Today’s post will be talking about two of the first women in psychology. They’re sharing a post as they were both working at the same time and influenced by the other’s work.
The first of these is Anna Freud, who was the daughter of Sigmund Freud and one of the few associates who remained faithful to his ideas. She built on his concepts of the psyche and the unconscious, but placed stronger focus on the ego than the id- most of Freud’s book on Ego defence mechanisms was actually Anna’s work. For this reason, the next movement in psychodynamic psychology became known as Ego psychology.
Anna also applied her and Sigmund’s work to dealing with children, instead of dealing with childhood recollections from adults. She also made psychodynamic psychology slightly more scientific by using of natural experiments and longitudinal studies on the children she worked with.
The second of the two psychologists is Melanie Klein, who also studied child development at about the same time. She also based her work on Sigmund Freud’s- such as in her research of the Oedipus complex in younger children. However, her interpretation and transformation of his work was so extensive that it was rejected by the majority of Freudians.

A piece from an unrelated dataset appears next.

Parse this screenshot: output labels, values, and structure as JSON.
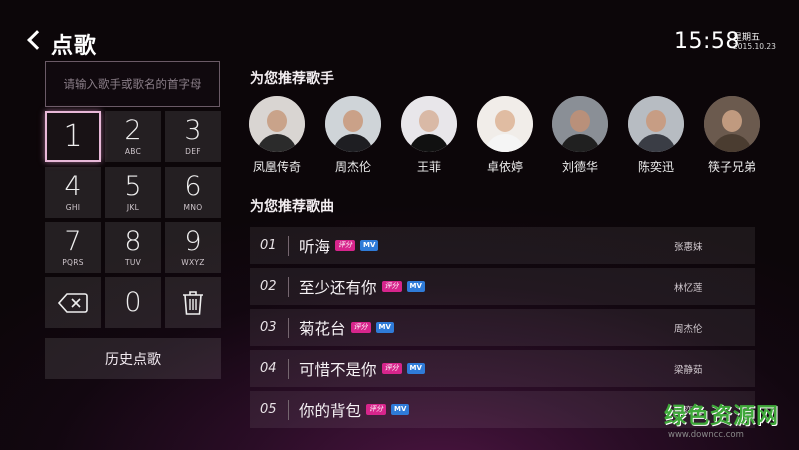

The main difference between Freud and Klein was how they tried to treat children; Anna Freud believed children’s development worked differently to adults, so their symptoms wouldn’t be hidden in the same way, making traditional psychoanalysis not useful for children. However, Klein believed that once the child’s superego developed (age 4-5) they could be psychoanalysed in the same way as adults.
The difference between Freudian and Kleinian methods did not have much of an effect after they were both published. However, in a series of “controversial discussions” in 1942, both sides argued against each other so strongly that the British Psychoanalytical Society was forced to separate into 3 sections; Freudian, Kleinian, and Independent. It is still separate to this day.
Klein and Freud are the last major psychodynamic psychologists, and so the last in this series. Next up are the Behaviourists, so I’ll see you next week for a look at how they worked.
2 thoughts on “History of Psychology – Finally, some female psychologists…”
What was Anna Freud's relation to Sigmund?
She was his daughter, reportedly his favourite one.